**RECORDS TO PROCESS**:
********

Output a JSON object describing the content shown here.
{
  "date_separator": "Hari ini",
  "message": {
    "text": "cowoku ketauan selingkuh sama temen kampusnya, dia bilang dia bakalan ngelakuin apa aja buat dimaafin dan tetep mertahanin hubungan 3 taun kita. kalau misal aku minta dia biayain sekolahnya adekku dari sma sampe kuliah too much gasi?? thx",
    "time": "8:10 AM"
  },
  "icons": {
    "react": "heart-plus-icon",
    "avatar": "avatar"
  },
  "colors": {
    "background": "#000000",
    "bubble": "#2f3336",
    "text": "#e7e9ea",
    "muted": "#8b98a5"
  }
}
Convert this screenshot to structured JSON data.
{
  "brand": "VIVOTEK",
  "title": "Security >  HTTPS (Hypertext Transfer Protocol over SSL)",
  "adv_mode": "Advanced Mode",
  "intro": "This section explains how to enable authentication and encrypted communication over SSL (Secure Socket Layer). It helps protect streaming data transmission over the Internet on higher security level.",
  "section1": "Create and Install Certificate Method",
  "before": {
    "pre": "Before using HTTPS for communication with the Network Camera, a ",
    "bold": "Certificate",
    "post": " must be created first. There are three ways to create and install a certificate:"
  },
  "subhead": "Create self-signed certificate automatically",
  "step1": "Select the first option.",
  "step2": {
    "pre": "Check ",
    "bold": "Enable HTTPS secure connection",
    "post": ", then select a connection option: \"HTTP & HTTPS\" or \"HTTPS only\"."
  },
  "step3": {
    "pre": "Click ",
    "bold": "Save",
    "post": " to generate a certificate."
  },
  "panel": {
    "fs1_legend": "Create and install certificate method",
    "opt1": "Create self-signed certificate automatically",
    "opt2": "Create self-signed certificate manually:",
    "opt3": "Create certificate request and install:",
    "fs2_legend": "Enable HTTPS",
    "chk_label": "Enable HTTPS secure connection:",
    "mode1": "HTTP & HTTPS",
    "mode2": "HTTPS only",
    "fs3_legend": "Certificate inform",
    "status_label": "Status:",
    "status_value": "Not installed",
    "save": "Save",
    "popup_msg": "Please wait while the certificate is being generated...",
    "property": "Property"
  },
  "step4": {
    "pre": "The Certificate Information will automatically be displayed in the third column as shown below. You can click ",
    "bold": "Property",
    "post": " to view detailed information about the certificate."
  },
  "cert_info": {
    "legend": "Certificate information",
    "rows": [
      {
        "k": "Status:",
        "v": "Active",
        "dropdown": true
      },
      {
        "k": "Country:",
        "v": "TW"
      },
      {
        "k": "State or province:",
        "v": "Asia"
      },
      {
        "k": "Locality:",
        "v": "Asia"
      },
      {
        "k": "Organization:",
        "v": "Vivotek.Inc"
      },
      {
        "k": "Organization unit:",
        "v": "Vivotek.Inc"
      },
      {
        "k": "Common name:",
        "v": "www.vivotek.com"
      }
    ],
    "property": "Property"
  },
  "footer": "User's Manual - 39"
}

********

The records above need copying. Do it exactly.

Output a JSON object describing the content shown here.
{
  "date_separator": "Hari ini",
  "message": {
    "text": "cowoku ketauan selingkuh sama temen kampusnya, dia bilang dia bakalan ngelakuin apa aja buat dimaafin dan tetep mertahanin hubungan 3 taun kita. kalau misal aku minta dia biayain sekolahnya adekku dari sma sampe kuliah too much gasi?? thx",
    "time": "8:10 AM"
  },
  "icons": {
    "react": "heart-plus-icon",
    "avatar": "avatar"
  },
  "colors": {
    "background": "#000000",
    "bubble": "#2f3336",
    "text": "#e7e9ea",
    "muted": "#8b98a5"
  }
}
Convert this screenshot to structured JSON data.
{
  "brand": "VIVOTEK",
  "title": "Security >  HTTPS (Hypertext Transfer Protocol over SSL)",
  "adv_mode": "Advanced Mode",
  "intro": "This section explains how to enable authentication and encrypted communication over SSL (Secure Socket Layer). It helps protect streaming data transmission over the Internet on higher security level.",
  "section1": "Create and Install Certificate Method",
  "before": {
    "pre": "Before using HTTPS for communication with the Network Camera, a ",
    "bold": "Certificate",
    "post": " must be created first. There are three ways to create and install a certificate:"
  },
  "subhead": "Create self-signed certificate automatically",
  "step1": "Select the first option.",
  "step2": {
    "pre": "Check ",
    "bold": "Enable HTTPS secure connection",
    "post": ", then select a connection option: \"HTTP & HTTPS\" or \"HTTPS only\"."
  },
  "step3": {
    "pre": "Click ",
    "bold": "Save",
    "post": " to generate a certificate."
  },
  "panel": {
    "fs1_legend": "Create and install certificate method",
    "opt1": "Create self-signed certificate automatically",
    "opt2": "Create self-signed certificate manually:",
    "opt3": "Create certificate request and install:",
    "fs2_legend": "Enable HTTPS",
    "chk_label": "Enable HTTPS secure connection:",
    "mode1": "HTTP & HTTPS",
    "mode2": "HTTPS only",
    "fs3_legend": "Certificate inform",
    "status_label": "Status:",
    "status_value": "Not installed",
    "save": "Save",
    "popup_msg": "Please wait while the certificate is being generated...",
    "property": "Property"
  },
  "step4": {
    "pre": "The Certificate Information will automatically be displayed in the third column as shown below. You can click ",
    "bold": "Property",
    "post": " to view detailed information about the certificate."
  },
  "cert_info": {
    "legend": "Certificate information",
    "rows": [
      {
        "k": "Status:",
        "v": "Active",
        "dropdown": true
      },
      {
        "k": "Country:",
        "v": "TW"
      },
      {
        "k": "State or province:",
        "v": "Asia"
      },
      {
        "k": "Locality:",
        "v": "Asia"
      },
      {
        "k": "Organization:",
        "v": "Vivotek.Inc"
      },
      {
        "k": "Organization unit:",
        "v": "Vivotek.Inc"
      },
      {
        "k": "Common name:",
        "v": "www.vivotek.com"
      }
    ],
    "property": "Property"
  },
  "footer": "User's Manual - 39"
}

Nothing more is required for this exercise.